### RECORDS TO USE
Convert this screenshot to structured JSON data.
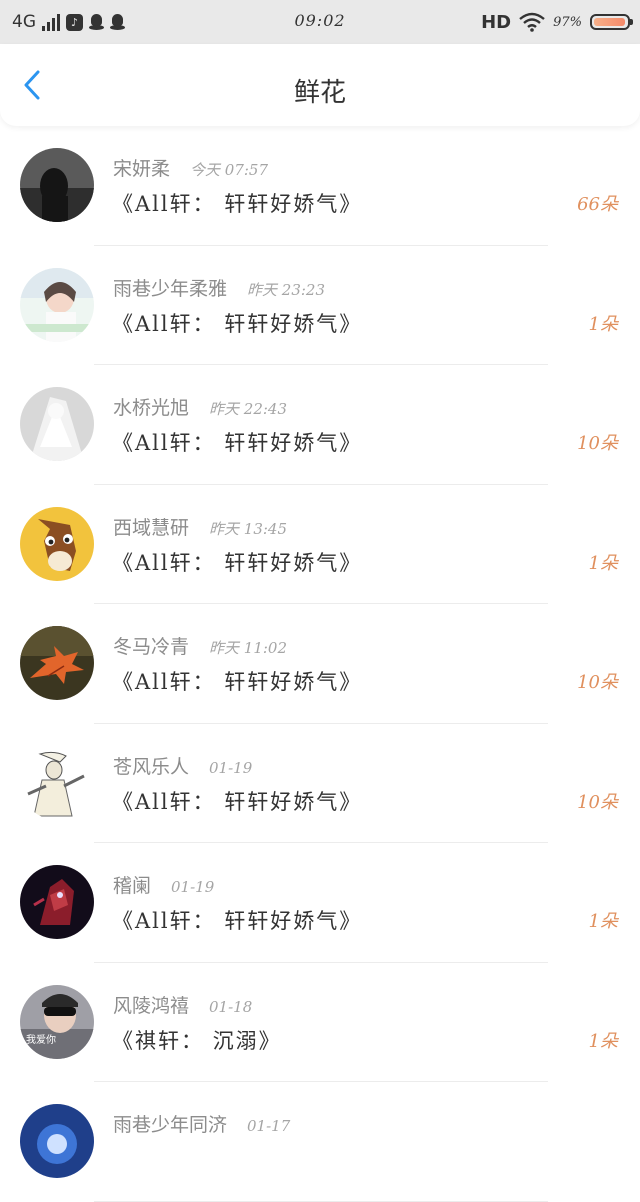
{
  "status_bar": {
    "network": "4G",
    "time": "09:02",
    "hd": "HD",
    "battery_percent": "97%",
    "battery_level": 0.97,
    "icons": [
      "signal-icon",
      "app-notification-icon",
      "qq-icon",
      "qq-icon",
      "wifi-icon",
      "battery-icon"
    ]
  },
  "navbar": {
    "back_icon": "chevron-left-icon",
    "title": "鲜花"
  },
  "colors": {
    "accent_blue": "#2b95f0",
    "count_orange": "#e0905e"
  },
  "rows": [
    {
      "name": "宋妍柔",
      "time": "今天 07:57",
      "message": "《All轩： 轩轩好娇气》",
      "count": "66朵"
    },
    {
      "name": "雨巷少年柔雅",
      "time": "昨天 23:23",
      "message": "《All轩： 轩轩好娇气》",
      "count": "1朵"
    },
    {
      "name": "水桥光旭",
      "time": "昨天 22:43",
      "message": "《All轩： 轩轩好娇气》",
      "count": "10朵"
    },
    {
      "name": "西域慧研",
      "time": "昨天 13:45",
      "message": "《All轩： 轩轩好娇气》",
      "count": "1朵"
    },
    {
      "name": "冬马冷青",
      "time": "昨天 11:02",
      "message": "《All轩： 轩轩好娇气》",
      "count": "10朵"
    },
    {
      "name": "苍风乐人",
      "time": "01-19",
      "message": "《All轩： 轩轩好娇气》",
      "count": "10朵"
    },
    {
      "name": "稽阑",
      "time": "01-19",
      "message": "《All轩： 轩轩好娇气》",
      "count": "1朵"
    },
    {
      "name": "风陵鸿禧",
      "time": "01-18",
      "message": "《祺轩： 沉溺》",
      "count": "1朵"
    },
    {
      "name": "雨巷少年同济",
      "time": "01-17",
      "message": "",
      "count": ""
    }
  ]
}
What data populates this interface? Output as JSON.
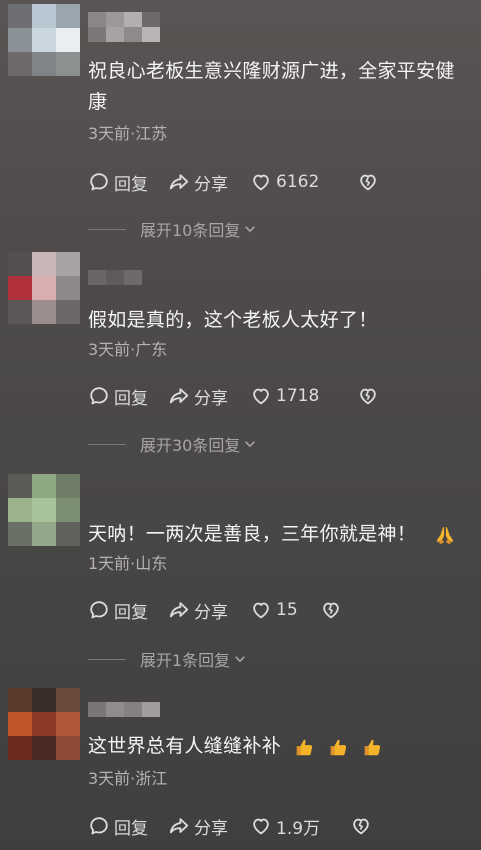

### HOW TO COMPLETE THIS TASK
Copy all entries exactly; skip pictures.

### EXERCISE OUTPUT
Convert this screenshot to structured JSON data.
{
  "status_bar": {
    "network": "4G",
    "time": "09:02",
    "hd": "HD",
    "battery_percent": "97%",
    "battery_level": 0.97,
    "icons": [
      "signal-icon",
      "app-notification-icon",
      "qq-icon",
      "qq-icon",
      "wifi-icon",
      "battery-icon"
    ]
  },
  "navbar": {
    "back_icon": "chevron-left-icon",
    "title": "鲜花"
  },
  "colors": {
    "accent_blue": "#2b95f0",
    "count_orange": "#e0905e"
  },
  "rows": [
    {
      "name": "宋妍柔",
      "time": "今天 07:57",
      "message": "《All轩： 轩轩好娇气》",
      "count": "66朵"
    },
    {
      "name": "雨巷少年柔雅",
      "time": "昨天 23:23",
      "message": "《All轩： 轩轩好娇气》",
      "count": "1朵"
    },
    {
      "name": "水桥光旭",
      "time": "昨天 22:43",
      "message": "《All轩： 轩轩好娇气》",
      "count": "10朵"
    },
    {
      "name": "西域慧研",
      "time": "昨天 13:45",
      "message": "《All轩： 轩轩好娇气》",
      "count": "1朵"
    },
    {
      "name": "冬马冷青",
      "time": "昨天 11:02",
      "message": "《All轩： 轩轩好娇气》",
      "count": "10朵"
    },
    {
      "name": "苍风乐人",
      "time": "01-19",
      "message": "《All轩： 轩轩好娇气》",
      "count": "10朵"
    },
    {
      "name": "稽阑",
      "time": "01-19",
      "message": "《All轩： 轩轩好娇气》",
      "count": "1朵"
    },
    {
      "name": "风陵鸿禧",
      "time": "01-18",
      "message": "《祺轩： 沉溺》",
      "count": "1朵"
    },
    {
      "name": "雨巷少年同济",
      "time": "01-17",
      "message": "",
      "count": ""
    }
  ]
}
What data populates this interface? Output as JSON.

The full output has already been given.